Finland is experimenting with a radical nationwide initiative that will put money into the hands of the country’s unemployed with no strings attached.
Called the Universal Basic Income, or UBI, the idea is simple: that people living in poverty should be able to have a reliable source of income while they search for stable employment.
The Nordic country’s pilot program will include 2,000 unemployed Finns aged 25 through 58 who will receive a monthly lump sum of 560 Euros (roughly $580 USD) over the next two years. If participants find a job, full- or part-time, during the experiment they will continue to receive the UBI for the duration of the trial period.
Proponents of the Universal Basic Income believe it has the potential to eradicate poverty, cut out bureaucratic restrictions that bog down the welfare state, and promote entrepreneurship. Detractors see it as an inefficient hand-out that encourages laziness and slashes competition.
Though Finland is the first country to test out this policy on a national scale, other countries around the world are testing it out locally as well.
The province of Ontario, Canada, plans to begin a similar pilot project in the spring of this year. In California, a startup incubator called Y Combinator will give a basic monthly salary of $1,000-2,000 to 100 Oakland families.
The cities of Livorno, Italy, and Utrecht, Netherlands, began testing UBI projects last year.
In Kenya, a US non-profit called GiveDirectly is investing $30 million over the next 10 to 15 years to test out a UBI project its founders believe can reduce poverty in sub-Saharan Africa. And in India, the government plans to produce a feasibility survey on the UBI in the coming year.
Support for the Universal Basic Income varies by country, but one study found that 68% of people across more than 20 European Union countries support the initiative. Alternatively, in Switzerland a UBI proposal was voted down last June by a 3-to-1 margin.
Despite early support for Finland’s initiative, questions of economic feasibility of UBI still remain, especially for larger countries. In Canada, the Guardian reports, “the same poll that suggested broad support for the policy also found that most would not be willing to pay more taxes to support such a program.”
The price tag on a nationwide Universal Basic Income project in the United States would run around $3 trillion a year, according to the New York Times.
President Barack Obama, in an interview with Wired, questioned the political feasibility of such projects: “Now, whether a universal income is the right model—is it gonna be accepted by a broad base of people?—that’s a debate that we’ll be having over the next 10 or 20 years.”
In Finland, on the other hand, with a rather homogeneous population and a struggling economy (employment is over 8% in Finland, compared to under 5% in the US), UBI will allow unemployed residents to retrain into new, higher-tech positions.
The two-year pilot program in Finland — which, as Fortune notes, is not actually “universal,” as it will only apply to 2,000 people, chosen at random — will allow policymakers to gauge the usefulness of UBI initiatives.
“Some people think basic income will solve every problem under the sun, and some people think it’s from the hand of Satan and will destroy our work ethic,” Olli Kangas, who oversees research at Kela, the federal organization running the UBI projet, told the Times.
Early returns from past projects suggest that it might be effective.
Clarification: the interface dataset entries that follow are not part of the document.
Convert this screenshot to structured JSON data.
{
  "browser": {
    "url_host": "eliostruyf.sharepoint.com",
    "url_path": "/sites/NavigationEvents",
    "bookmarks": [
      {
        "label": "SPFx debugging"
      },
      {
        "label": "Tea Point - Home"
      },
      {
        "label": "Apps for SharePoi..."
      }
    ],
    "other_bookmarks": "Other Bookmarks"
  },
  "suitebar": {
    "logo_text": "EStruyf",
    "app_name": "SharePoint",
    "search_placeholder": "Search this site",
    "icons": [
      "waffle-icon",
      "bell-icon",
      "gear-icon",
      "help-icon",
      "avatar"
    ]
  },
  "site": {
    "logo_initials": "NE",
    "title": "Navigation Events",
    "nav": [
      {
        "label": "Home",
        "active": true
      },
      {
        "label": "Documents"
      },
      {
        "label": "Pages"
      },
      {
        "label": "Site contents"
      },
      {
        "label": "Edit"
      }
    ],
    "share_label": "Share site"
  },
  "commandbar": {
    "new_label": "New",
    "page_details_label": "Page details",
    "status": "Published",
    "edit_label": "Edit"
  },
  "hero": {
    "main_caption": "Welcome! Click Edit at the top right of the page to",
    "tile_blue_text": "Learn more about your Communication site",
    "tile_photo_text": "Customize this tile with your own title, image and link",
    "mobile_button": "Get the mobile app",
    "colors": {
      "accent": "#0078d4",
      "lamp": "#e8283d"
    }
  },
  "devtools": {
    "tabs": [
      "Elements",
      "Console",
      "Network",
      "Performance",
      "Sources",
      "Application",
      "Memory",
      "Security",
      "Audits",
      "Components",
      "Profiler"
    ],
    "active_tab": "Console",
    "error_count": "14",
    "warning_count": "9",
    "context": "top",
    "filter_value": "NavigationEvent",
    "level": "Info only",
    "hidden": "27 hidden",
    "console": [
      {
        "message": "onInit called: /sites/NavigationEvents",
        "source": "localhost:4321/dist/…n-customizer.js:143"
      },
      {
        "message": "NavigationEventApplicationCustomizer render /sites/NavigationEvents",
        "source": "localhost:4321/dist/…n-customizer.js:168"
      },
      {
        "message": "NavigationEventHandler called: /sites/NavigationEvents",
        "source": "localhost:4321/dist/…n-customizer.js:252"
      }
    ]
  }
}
A 3-year UBI project in Dauphin, a small village in Manitoba, Canada, in the 1970s showed some promising results — not only for the economy, but for public health.
“Hospitalisations, accidents, injuries and mental health issues had all declined when the stipend [sic] were flowing into the community,” the Guardian wrote.
Another UBI project from the 1970s, aimed at Ontario senior citizens, led to a 25% decrease in the poverty rate for that demographic.
Hugh Segal, a former Canadian senator and now a conservative political strategist, believes UBI can appeal to both the right and the left.
“This is not something which is in any way, in my view, the precinct of the left,” Segal told The Guardian . Rather, he said, it should viewed as a community engagement project that gives people “a floor beneath which they’re not allowed to fall.”